URINARY ORGANS.-Chronic Catarrh of the bladder, with turbid, foetid urine, and sometimes painful micturition.

SKIN.-Pimples or blotches; Nettle-rash associated with Indigestion; ill-conditioned, unhealthy appearance.

A simultaneous affection of the mucous membranes and the skin, as before remarked, is an additional indication for Ant-Crud.

10. Antimonium Tartaricum-Tartarated Antimony.

-Tartar Emetic.

Though less violent as a poison than was at one time supposed, this salt has, nevertheless, been highly destructive to life, and our chief knowledge of its physiological action has been derived from allopathic experience with it in large doses. For homoeopathic purposes it is prepared by trituration or solution, in the lower potencies triturations are to be preferred.

LEADING USES.-The chief sphere of action of this medicine lies in the mucous membranes, the lungs and the skin.

RESPIRATORY SYSTEM.-In large doses it produces a kind of catarrhal inflammation, beginning in the lining membrane of the throat, and extending to the trachea and bronchial tubes, and even exerting its irritant influence on the lung tissues themselves. We should, therefore, expect Tartar Emetic to be a valuable remedy in certain inflammations involving these parts, and experience has amply justified this expectation. In Bronchitis, especially Capillary Bronchitis, and Pneumonia and Broncho-Pneumonia, it has proved a most useful remedy; in the wheezing, breathing, and coughs of children and aged persons, where there is much mucus and defective ability to expel it; also in chronic cough, with profuse and easy mucous expectoration. Orthodox authorities now recommend Tartar Emetic for similar conditions.

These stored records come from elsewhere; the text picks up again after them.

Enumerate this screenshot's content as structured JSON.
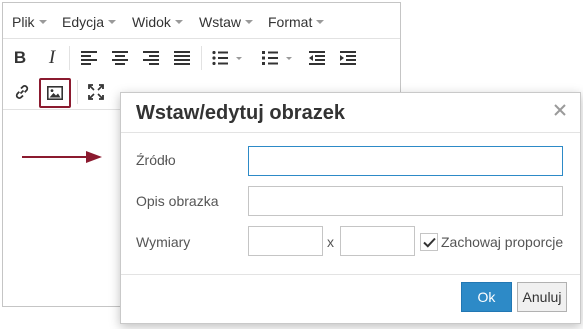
{
  "menubar": {
    "items": [
      {
        "label": "Plik"
      },
      {
        "label": "Edycja"
      },
      {
        "label": "Widok"
      },
      {
        "label": "Wstaw"
      },
      {
        "label": "Format"
      }
    ]
  },
  "toolbar": {
    "buttons": [
      {
        "icon": "bold-icon",
        "glyph": "B"
      },
      {
        "icon": "italic-icon",
        "glyph": "I"
      },
      {
        "icon": "align-left-icon"
      },
      {
        "icon": "align-center-icon"
      },
      {
        "icon": "align-right-icon"
      },
      {
        "icon": "align-justify-icon"
      },
      {
        "icon": "bullet-list-icon"
      },
      {
        "icon": "numbered-list-icon"
      },
      {
        "icon": "outdent-icon"
      },
      {
        "icon": "indent-icon"
      },
      {
        "icon": "link-icon"
      },
      {
        "icon": "image-icon",
        "active": true
      },
      {
        "icon": "fullscreen-icon"
      }
    ]
  },
  "dialog": {
    "title": "Wstaw/edytuj obrazek",
    "source_label": "Źródło",
    "source_value": "",
    "alt_label": "Opis obrazka",
    "alt_value": "",
    "dims_label": "Wymiary",
    "width_value": "",
    "height_value": "",
    "dims_separator": "x",
    "keep_ratio_label": "Zachowaj proporcje",
    "keep_ratio_checked": true,
    "ok_label": "Ok",
    "cancel_label": "Anuluj"
  },
  "colors": {
    "accent": "#2d8ac7",
    "active_outline": "#8b1a2f",
    "arrow": "#8b1a2f"
  }
}
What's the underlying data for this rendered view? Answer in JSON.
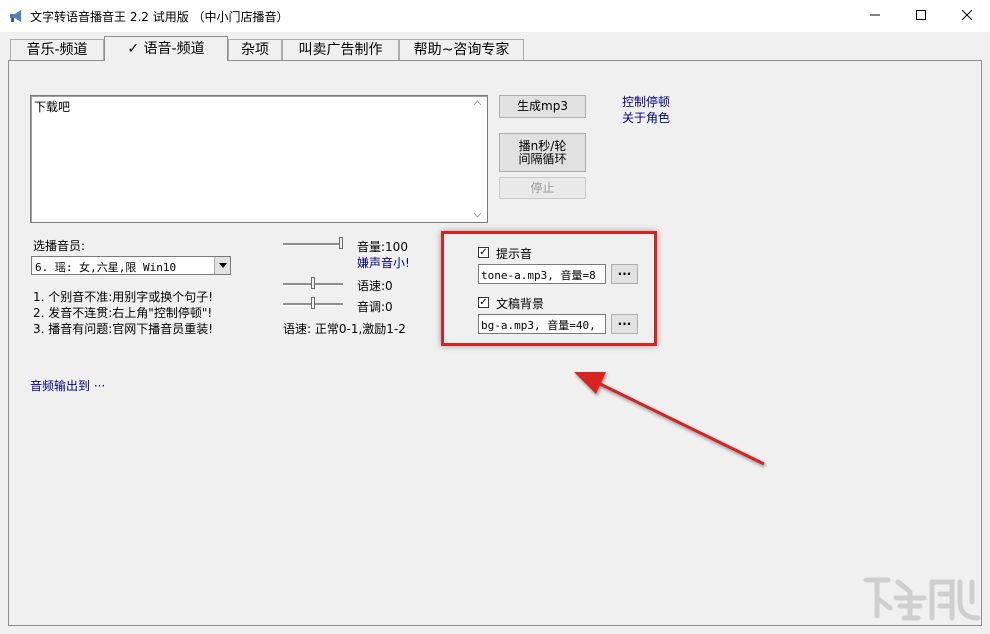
{
  "window": {
    "title": "文字转语音播音王 2.2 试用版 （中小门店播音）",
    "controls": {
      "minimize": "—",
      "maximize": "☐",
      "close": "✕"
    }
  },
  "tabs": [
    {
      "label": "音乐-频道"
    },
    {
      "label": "✓ 语音-频道"
    },
    {
      "label": "杂项"
    },
    {
      "label": "叫卖广告制作"
    },
    {
      "label": "帮助~咨询专家"
    }
  ],
  "editor": {
    "text": "下载吧"
  },
  "buttons": {
    "generate_mp3": "生成mp3",
    "loop_line1": "播n秒/轮",
    "loop_line2": "间隔循环",
    "stop": "停止"
  },
  "links": {
    "control_pause": "控制停顿",
    "about_role": "关于角色",
    "audio_output": "音频输出到 ···"
  },
  "voice": {
    "label": "选播音员:",
    "selected": "6. 瑶: 女,六星,限 Win10"
  },
  "tips": [
    "1. 个别音不准:用别字或换个句子!",
    "2. 发音不连贯:右上角\"控制停顿\"!",
    "3. 播音有问题:官网下播音员重装!"
  ],
  "sliders": {
    "volume_label": "音量:100",
    "volume_note": "嫌声音小!",
    "volume_value": 1.0,
    "speed_label": "语速:0",
    "speed_value": 0.5,
    "pitch_label": "音调:0",
    "pitch_value": 0.5,
    "speed_hint": "语速: 正常0-1,激励1-2"
  },
  "extras": {
    "tone_label": "提示音",
    "tone_checked": "✓",
    "tone_field": "tone-a.mp3, 音量=8",
    "bg_label": "文稿背景",
    "bg_checked": "✓",
    "bg_field": "bg-a.mp3, 音量=40,",
    "browse": "···"
  },
  "colors": {
    "highlight": "#d92323",
    "link": "#000080"
  }
}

DIGESTIVE SYSTEM. The vomiting to which this remedy is homoeopathic is nervous and sympathetic rather than gastric, and is attended by nausea, great straining, pale skin, and much depression and prostration.

SKIN, ETC.-When applied locally to the skin, (* “In the form of ointment, ” Ringers writes, “Tartar Emetic excites in the skin a characteristic inflammation, which at first forms papules, then vesicles, and lastly pustules. The rash thus runs the course of the eruption of Small-pox, and in each of its stages simulates this very closely.”) or during its internal administration, as in allopathic uses of it, Ant-Tart. produces a pustular eruption much resembling Small-pox; and in this disease it has proved to be of great value. “Not only does it cause a specific pustular eruption, closely resembling that of Small-pox, but it has also the vomiting, the pustules of the mouth and throat, the viscid mucus clogging the air-passages, and the initial severe backache, which no less characterise the disease. Correspondingly with this close homoeopathicity, the power of Tartar Emetic as a remedy for Variola is very great. Testimonies to its value are collected in the New Materia Medica; it is said to be especially useful in cases where the respiratory mucous membrane is much affected” (Hughes.) Sycosis (Barber’s Itch) and a variety of cutaneous eruptions, especially Ecthyma, are amenable to this remedy.

Edward Harris Ruddock
Ruddock, E. H. (Edward Harris), 1822-1875. M.D.

Author of "The Stepping Stone to Homeopathy and Health,"
"Manual of Homoeopathic Treatment". Editor of "The Homoeopathic World."